▶ What you should do
Copy down the listing below exactly. Do not include pictures.

*** Material shown Section Begins ***

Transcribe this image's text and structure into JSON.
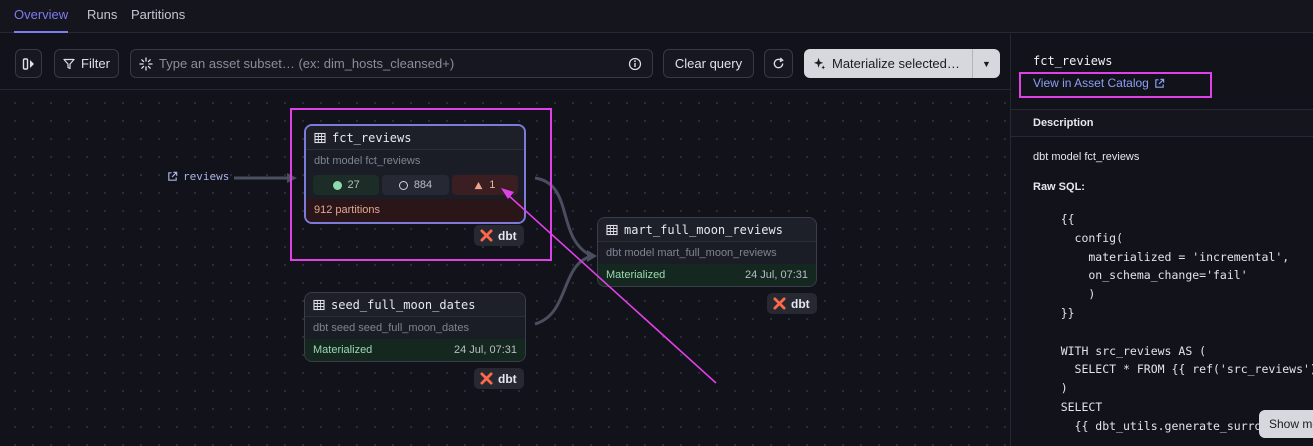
{
  "tabs": [
    {
      "label": "Overview",
      "active": true
    },
    {
      "label": "Runs",
      "active": false
    },
    {
      "label": "Partitions",
      "active": false
    }
  ],
  "toolbar": {
    "filter_label": "Filter",
    "search_placeholder": "Type an asset subset… (ex: dim_hosts_cleansed+)",
    "clear_label": "Clear query",
    "materialize_label": "Materialize selected…"
  },
  "graph": {
    "external_source": "reviews",
    "nodes": {
      "fct_reviews": {
        "name": "fct_reviews",
        "description": "dbt model fct_reviews",
        "stat_success": "27",
        "stat_missing": "884",
        "stat_failed": "1",
        "partitions": "912 partitions",
        "tag": "dbt"
      },
      "mart_full_moon_reviews": {
        "name": "mart_full_moon_reviews",
        "description": "dbt model mart_full_moon_reviews",
        "status": "Materialized",
        "time": "24 Jul, 07:31",
        "tag": "dbt"
      },
      "seed_full_moon_dates": {
        "name": "seed_full_moon_dates",
        "description": "dbt seed seed_full_moon_dates",
        "status": "Materialized",
        "time": "24 Jul, 07:31",
        "tag": "dbt"
      }
    }
  },
  "panel": {
    "title": "fct_reviews",
    "catalog_link": "View in Asset Catalog",
    "section_header": "Description",
    "description": "dbt model fct_reviews",
    "raw_sql_label": "Raw SQL:",
    "sql": "    {{\n      config(\n        materialized = 'incremental',\n        on_schema_change='fail'\n        )\n    }}\n\n    WITH src_reviews AS (\n      SELECT * FROM {{ ref('src_reviews') }}\n    )\n    SELECT\n      {{ dbt_utils.generate_surrogate_key(",
    "show_more": "Show more"
  },
  "colors": {
    "accent": "#7f7bf0",
    "annotation": "#e040e8",
    "success": "#9ad8b0",
    "failure": "#e4a692"
  }
}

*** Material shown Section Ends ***

▶ Answer to this problem
Transcribe this image's text and structure into JSON.
{
  "tabs": [
    {
      "label": "Overview",
      "active": true
    },
    {
      "label": "Runs",
      "active": false
    },
    {
      "label": "Partitions",
      "active": false
    }
  ],
  "toolbar": {
    "filter_label": "Filter",
    "search_placeholder": "Type an asset subset… (ex: dim_hosts_cleansed+)",
    "clear_label": "Clear query",
    "materialize_label": "Materialize selected…"
  },
  "graph": {
    "external_source": "reviews",
    "nodes": {
      "fct_reviews": {
        "name": "fct_reviews",
        "description": "dbt model fct_reviews",
        "stat_success": "27",
        "stat_missing": "884",
        "stat_failed": "1",
        "partitions": "912 partitions",
        "tag": "dbt"
      },
      "mart_full_moon_reviews": {
        "name": "mart_full_moon_reviews",
        "description": "dbt model mart_full_moon_reviews",
        "status": "Materialized",
        "time": "24 Jul, 07:31",
        "tag": "dbt"
      },
      "seed_full_moon_dates": {
        "name": "seed_full_moon_dates",
        "description": "dbt seed seed_full_moon_dates",
        "status": "Materialized",
        "time": "24 Jul, 07:31",
        "tag": "dbt"
      }
    }
  },
  "panel": {
    "title": "fct_reviews",
    "catalog_link": "View in Asset Catalog",
    "section_header": "Description",
    "description": "dbt model fct_reviews",
    "raw_sql_label": "Raw SQL:",
    "sql": "    {{\n      config(\n        materialized = 'incremental',\n        on_schema_change='fail'\n        )\n    }}\n\n    WITH src_reviews AS (\n      SELECT * FROM {{ ref('src_reviews') }}\n    )\n    SELECT\n      {{ dbt_utils.generate_surrogate_key(",
    "show_more": "Show more"
  },
  "colors": {
    "accent": "#7f7bf0",
    "annotation": "#e040e8",
    "success": "#9ad8b0",
    "failure": "#e4a692"
  }
}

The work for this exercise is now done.